* [HOW TO COMPLETE THIS TASK]: Repeat, exactly and completely, the entries shown underneath.

━━ INFORMATION PROVIDED ━━

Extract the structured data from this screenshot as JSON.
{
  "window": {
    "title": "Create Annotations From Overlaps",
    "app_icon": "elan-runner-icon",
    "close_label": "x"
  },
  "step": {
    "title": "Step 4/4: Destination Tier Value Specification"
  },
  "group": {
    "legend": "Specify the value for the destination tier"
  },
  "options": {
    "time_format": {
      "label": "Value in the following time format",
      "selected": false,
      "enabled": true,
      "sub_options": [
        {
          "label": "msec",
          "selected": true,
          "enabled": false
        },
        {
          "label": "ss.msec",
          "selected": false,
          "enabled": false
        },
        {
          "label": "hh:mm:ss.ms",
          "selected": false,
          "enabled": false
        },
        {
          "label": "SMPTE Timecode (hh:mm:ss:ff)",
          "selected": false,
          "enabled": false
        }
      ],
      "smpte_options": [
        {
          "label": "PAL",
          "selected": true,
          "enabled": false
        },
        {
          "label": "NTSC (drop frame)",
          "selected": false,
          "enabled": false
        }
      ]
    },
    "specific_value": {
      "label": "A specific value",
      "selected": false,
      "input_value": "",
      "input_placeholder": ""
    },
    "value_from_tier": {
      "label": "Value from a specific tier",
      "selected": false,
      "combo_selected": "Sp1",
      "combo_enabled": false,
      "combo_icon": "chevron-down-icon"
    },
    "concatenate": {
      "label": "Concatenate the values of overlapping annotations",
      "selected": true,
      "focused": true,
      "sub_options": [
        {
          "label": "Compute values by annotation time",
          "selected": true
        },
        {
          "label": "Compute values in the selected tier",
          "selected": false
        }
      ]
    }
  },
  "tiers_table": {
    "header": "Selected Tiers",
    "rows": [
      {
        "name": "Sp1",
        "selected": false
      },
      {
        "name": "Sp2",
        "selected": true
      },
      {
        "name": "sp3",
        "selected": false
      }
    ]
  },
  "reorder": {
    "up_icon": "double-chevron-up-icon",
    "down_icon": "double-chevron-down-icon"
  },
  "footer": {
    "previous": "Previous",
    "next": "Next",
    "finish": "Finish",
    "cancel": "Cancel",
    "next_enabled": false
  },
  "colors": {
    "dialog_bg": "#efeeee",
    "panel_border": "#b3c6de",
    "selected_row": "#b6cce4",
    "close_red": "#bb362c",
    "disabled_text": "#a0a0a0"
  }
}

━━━

* [RESULT FOR THIS TASK]:
Extract the structured data from this screenshot as JSON.
{
  "window": {
    "title": "Create Annotations From Overlaps",
    "app_icon": "elan-runner-icon",
    "close_label": "x"
  },
  "step": {
    "title": "Step 4/4: Destination Tier Value Specification"
  },
  "group": {
    "legend": "Specify the value for the destination tier"
  },
  "options": {
    "time_format": {
      "label": "Value in the following time format",
      "selected": false,
      "enabled": true,
      "sub_options": [
        {
          "label": "msec",
          "selected": true,
          "enabled": false
        },
        {
          "label": "ss.msec",
          "selected": false,
          "enabled": false
        },
        {
          "label": "hh:mm:ss.ms",
          "selected": false,
          "enabled": false
        },
        {
          "label": "SMPTE Timecode (hh:mm:ss:ff)",
          "selected": false,
          "enabled": false
        }
      ],
      "smpte_options": [
        {
          "label": "PAL",
          "selected": true,
          "enabled": false
        },
        {
          "label": "NTSC (drop frame)",
          "selected": false,
          "enabled": false
        }
      ]
    },
    "specific_value": {
      "label": "A specific value",
      "selected": false,
      "input_value": "",
      "input_placeholder": ""
    },
    "value_from_tier": {
      "label": "Value from a specific tier",
      "selected": false,
      "combo_selected": "Sp1",
      "combo_enabled": false,
      "combo_icon": "chevron-down-icon"
    },
    "concatenate": {
      "label": "Concatenate the values of overlapping annotations",
      "selected": true,
      "focused": true,
      "sub_options": [
        {
          "label": "Compute values by annotation time",
          "selected": true
        },
        {
          "label": "Compute values in the selected tier",
          "selected": false
        }
      ]
    }
  },
  "tiers_table": {
    "header": "Selected Tiers",
    "rows": [
      {
        "name": "Sp1",
        "selected": false
      },
      {
        "name": "Sp2",
        "selected": true
      },
      {
        "name": "sp3",
        "selected": false
      }
    ]
  },
  "reorder": {
    "up_icon": "double-chevron-up-icon",
    "down_icon": "double-chevron-down-icon"
  },
  "footer": {
    "previous": "Previous",
    "next": "Next",
    "finish": "Finish",
    "cancel": "Cancel",
    "next_enabled": false
  },
  "colors": {
    "dialog_bg": "#efeeee",
    "panel_border": "#b3c6de",
    "selected_row": "#b6cce4",
    "close_red": "#bb362c",
    "disabled_text": "#a0a0a0"
  }
}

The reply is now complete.